It is also important to note that there are many suppliers that elect to work with industry through companies that can serve as the connection between a pharma company and many different EMR suppliers, rather than going to the trouble of staffing their own pharma-focused sales and marketing efforts. Our company is an example of this type of company, which is often called an “aggregator.” By way of example, we maintain a relationship with more than 150 different EMR suppliers, from some of the largest in the industry to specialized, “niche” companies. And it is worth noting that some of the largest EMR suppliers are beginning to allow pharma-sponsored messages in their platforms for the first time in 2014.
In some ways, the current state of EMR suppliers and pharma is the opposite of what we see with healthcare providers and pharma sales forces. Many providers no longer see pharma representatives and the number that do see reps may continue to decline. But that doesn’t stop most pharma companies from continuing to field a sales force.
Conversely, the number of EMR companies willing to work with pharma continues to grow, but some pharma companies continue to wonder when it will be the “right” time to engage via this channel. It’s an interesting paradox that speaks volumes about the comfort of what we know versus the promise of what we are still discovering.
Electronic Channel—with Traditional Communications
Some marketers seem to equate EMRs with patient portals and other forms of electronic communication, such as mobile apps. The presumed link between an EMR and electronic communication is understandable, but waiting for these capabilities to be widely available for communicating with patients may result in lost opportunities for the brand.

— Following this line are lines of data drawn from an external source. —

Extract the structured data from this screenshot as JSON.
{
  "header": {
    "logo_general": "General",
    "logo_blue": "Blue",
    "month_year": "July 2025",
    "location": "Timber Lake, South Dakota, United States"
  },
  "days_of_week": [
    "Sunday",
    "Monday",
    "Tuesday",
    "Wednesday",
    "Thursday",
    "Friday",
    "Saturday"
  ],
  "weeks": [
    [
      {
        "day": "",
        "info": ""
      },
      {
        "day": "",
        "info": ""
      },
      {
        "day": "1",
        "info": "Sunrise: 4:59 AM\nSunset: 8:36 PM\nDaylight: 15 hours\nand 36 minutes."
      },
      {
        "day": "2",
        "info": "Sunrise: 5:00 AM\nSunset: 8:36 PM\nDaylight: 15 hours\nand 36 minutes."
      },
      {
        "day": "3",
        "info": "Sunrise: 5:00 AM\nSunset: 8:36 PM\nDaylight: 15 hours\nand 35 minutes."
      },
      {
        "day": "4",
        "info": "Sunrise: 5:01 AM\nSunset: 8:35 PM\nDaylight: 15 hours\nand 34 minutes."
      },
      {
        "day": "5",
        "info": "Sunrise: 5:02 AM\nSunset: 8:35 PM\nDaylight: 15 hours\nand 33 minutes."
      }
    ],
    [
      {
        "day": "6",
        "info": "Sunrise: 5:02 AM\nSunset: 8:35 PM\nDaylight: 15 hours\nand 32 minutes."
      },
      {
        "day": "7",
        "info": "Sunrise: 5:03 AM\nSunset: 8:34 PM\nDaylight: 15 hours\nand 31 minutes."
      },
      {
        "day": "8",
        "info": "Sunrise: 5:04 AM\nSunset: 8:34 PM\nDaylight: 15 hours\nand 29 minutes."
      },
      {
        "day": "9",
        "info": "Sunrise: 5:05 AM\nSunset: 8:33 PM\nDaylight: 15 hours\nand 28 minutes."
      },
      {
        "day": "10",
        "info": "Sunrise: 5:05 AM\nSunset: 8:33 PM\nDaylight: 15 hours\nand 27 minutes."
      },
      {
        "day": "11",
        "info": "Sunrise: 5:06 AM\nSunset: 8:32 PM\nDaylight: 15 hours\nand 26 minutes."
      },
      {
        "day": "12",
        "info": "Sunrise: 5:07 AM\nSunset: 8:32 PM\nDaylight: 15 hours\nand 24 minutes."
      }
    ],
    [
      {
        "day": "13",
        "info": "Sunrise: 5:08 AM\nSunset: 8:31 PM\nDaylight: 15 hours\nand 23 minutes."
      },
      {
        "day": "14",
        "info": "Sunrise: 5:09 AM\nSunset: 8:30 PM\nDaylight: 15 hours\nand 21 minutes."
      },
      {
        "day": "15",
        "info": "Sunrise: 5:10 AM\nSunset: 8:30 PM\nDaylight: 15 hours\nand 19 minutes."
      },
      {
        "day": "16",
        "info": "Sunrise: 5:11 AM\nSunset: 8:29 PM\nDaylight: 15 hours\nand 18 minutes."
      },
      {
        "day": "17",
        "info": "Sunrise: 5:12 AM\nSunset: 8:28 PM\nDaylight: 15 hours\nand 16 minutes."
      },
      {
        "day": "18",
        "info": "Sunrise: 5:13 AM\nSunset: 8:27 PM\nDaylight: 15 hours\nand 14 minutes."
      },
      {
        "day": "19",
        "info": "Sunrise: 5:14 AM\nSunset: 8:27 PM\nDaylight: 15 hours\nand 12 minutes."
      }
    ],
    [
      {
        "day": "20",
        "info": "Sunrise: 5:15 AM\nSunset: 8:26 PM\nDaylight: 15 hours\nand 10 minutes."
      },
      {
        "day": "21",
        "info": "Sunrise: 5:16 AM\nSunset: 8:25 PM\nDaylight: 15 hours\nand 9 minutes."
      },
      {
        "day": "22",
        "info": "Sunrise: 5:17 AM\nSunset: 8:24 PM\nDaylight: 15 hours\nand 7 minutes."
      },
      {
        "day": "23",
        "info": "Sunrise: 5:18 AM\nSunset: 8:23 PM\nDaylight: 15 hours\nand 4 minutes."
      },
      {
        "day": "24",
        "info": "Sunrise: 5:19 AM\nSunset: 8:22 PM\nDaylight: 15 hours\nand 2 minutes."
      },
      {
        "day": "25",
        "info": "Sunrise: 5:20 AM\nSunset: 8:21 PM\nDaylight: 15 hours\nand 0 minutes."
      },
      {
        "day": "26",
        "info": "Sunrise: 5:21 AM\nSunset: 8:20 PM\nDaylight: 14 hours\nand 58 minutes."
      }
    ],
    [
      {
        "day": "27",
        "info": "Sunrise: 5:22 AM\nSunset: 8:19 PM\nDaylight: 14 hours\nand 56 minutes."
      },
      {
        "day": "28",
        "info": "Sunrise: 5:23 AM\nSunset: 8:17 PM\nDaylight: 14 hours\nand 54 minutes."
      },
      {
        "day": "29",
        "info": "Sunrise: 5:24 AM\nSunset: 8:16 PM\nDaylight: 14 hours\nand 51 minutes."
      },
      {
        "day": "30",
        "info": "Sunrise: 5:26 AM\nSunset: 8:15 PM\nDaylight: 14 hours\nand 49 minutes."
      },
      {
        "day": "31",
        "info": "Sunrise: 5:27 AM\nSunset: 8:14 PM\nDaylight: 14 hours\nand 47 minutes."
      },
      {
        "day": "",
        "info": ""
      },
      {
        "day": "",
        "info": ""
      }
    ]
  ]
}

A recent survey of more than 2,000 U.S. patients by the consulting firm Accenture noted that while patients often want pharmaceutical companies to reach them via digital and social means, those same patients often place a high degree of trust in printed materials given to them by their physician and have comparable rates of desiring printed information compared to electronic channels. Based on these facts and the need to reach large numbers of patients via their healthcare provider, we frequently recommend that our clients consider programs that allow them to deliver communications that are created via on-site printing within the physician’s office, but with the contents of the communication based on the needs of that particular patient and the product being prescribed.
For providers, on-screen communication is the norm, and Manhattan Research reports that 71% of physicians are interested in interacting with pharma within the EHR channel. Also, some of the debate about whether physicians will “accept” pharma sponsorship or information comes from those with no direct experience in offering these services to providers—an interesting but not necessarily informed source for commentary.
I anticipate continued debate about the role that pharma can play within EMRs and ePrescribing, and would not be surprised to hear people saying that the market will “begin to mature” every year for several years to come. But as with investing, the time to enter a market is often not when the market is mature, but rather when it is sufficiently established to offer a menu of reasonable options, yet with many years of growth still ahead. Personally, I think that describes EMRs and pharma perfectly.
So despite what we see and hear from some, there is ample evidence that the EMR channel is not one where pharma can merely “play”—but rather that it is one where pharma can have an active and even trusted voice that connects with providers and patients in a unique and helpful way.